  • DO NOT run gasoline powered pressure washers, pumps or generators in confined spaces and if you are using them, beware of carbon monoxide! Have plenty of ventilation.
  • DO NOT enter any structure until competent authority has inspected it and found it safe to enter. Buildings can move off their foundations, foundations can be compromised and structures can collapse without warning. Gas lines can be leaking, or electric panels may be live.
  • Stay away from any propane tanks, chemical drums or pails that have washed up onto your property. Notify the fire department or hazardous materials people as to where the tank or drum is located, and be aware that they are overwhelmed with calls and may not get to you for several days.
  • Watch out for dangerous wildlife that has been washed out of their usual habitat. Alligators and poisonous snakes are often found in flooded structures. Fire ants will form rafts or balls by clinging together to survive a flood.

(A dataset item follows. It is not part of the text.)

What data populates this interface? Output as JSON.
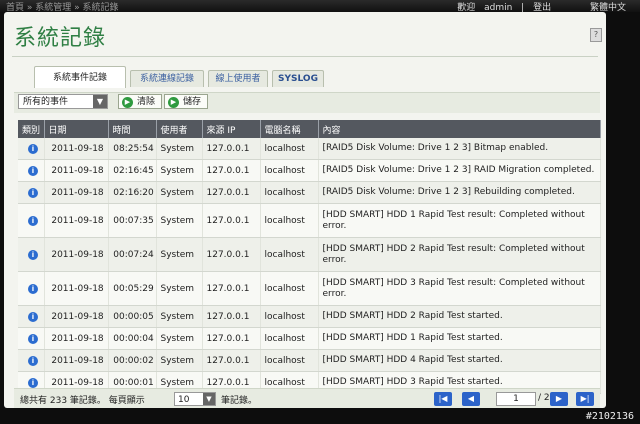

They will climb up anything vertical to get out of the water, and if that happens to be your leg, the stings are excruciating.
  • NOTHING that absorbs water can be saved. Furniture, carpet, drapes and bedding are destroyed. Wet paneling and sheetrock CAN NOT be dried out. It MUST be removed. DO NOT attempt to turn on your electric service until a licensed electrician has inspected it and found it safe.
  • Flood water is filthy and deadly. It contains sewage, chemicals, petroleum products, dead animals and dangerous debris like lumber, which can be loaded with broken glass, nails and screws. Wear nail-resistant work boots if you are going to be doing cleanup. It is almost inevitable that you will step on a nail or screw or cut yourself on sheet metal, glass or wires. Get a tetanus shot ASAP.

The following are some general flood cleanup guidelines. They are not meant to contradict or conflict with official information, nor are they tailored to any specific situation. This a just an overview.

Once your house is certified safe to enter, pump out the basement, check for any dangerous wildlife and have it removed if you find it. Get a licensed electrician to check out your electric service and repair or replace it. Have a licensed plumber shut off your gas service until it can be repaired. Open windows and doors and remove all furniture, appliances, carpeting and padding, draperies and anything else that can’t be decontaminated. BE AWARE OF CARBON MONOXIDE AND HYDROGEN SULPHIDE! Hydrogen sulphide gas is produced by decaying organic matter. It smells of rotten eggs, but it is very dangerous. It deadens your olfactory nerve, and you no longer smell it. IT WILL KILL YOU! Good ventilation of any space is vital, and make sure the fans aren’t pulling in exhaust from the generator, pump or pressure washer.

Use a squeegee and a wet vacuum cleaner to remove any remaining water and mud from the basement floor. Thicker mud must be mucked out in buckets or a wheelbarrow. Rubber boots, Tyvek suits and gloves are best, since you don’t know what else is in the mud. Tear out and remove all wet sheetrock and paneling. Wooden studs and basement concrete can be decontaminated, but this is best left to professionals.

DO NOT ATTEMPT TO RE-LIGHT YOUR WATER HEATER, FURNACE OR BOILER! In forced air systems, flooded ductwork (metal or flex) MUST be replaced! Be advised that all the legitimate local contractors will be totally overwhelmed. Nationally advertised restoration companies may send extra teams to your area but will be very busy, too. Scam artists follow these disasters like scavenging jackals. Be careful who you deal with. NFPA 54 code specifically states that you CANNOT re-light flooded combustion equipment. It MUST be replaced. It is spelled out in Section G-4.4. Honeywell and other manufacturers say the same thing. Honeywell publication 69-0845, page 5, states that any combustion controls that get wet MUST be replaced. The full NFPA rules were published on ”The Wall” by kcopp (flooded HVAC equipment thread), and Gas Expert Tim McElwain also published the fact that FEMA WILL NOT pay for repairing flooded appliances, only to replace then. That was on the same thread , “flooded HVAC equipment”.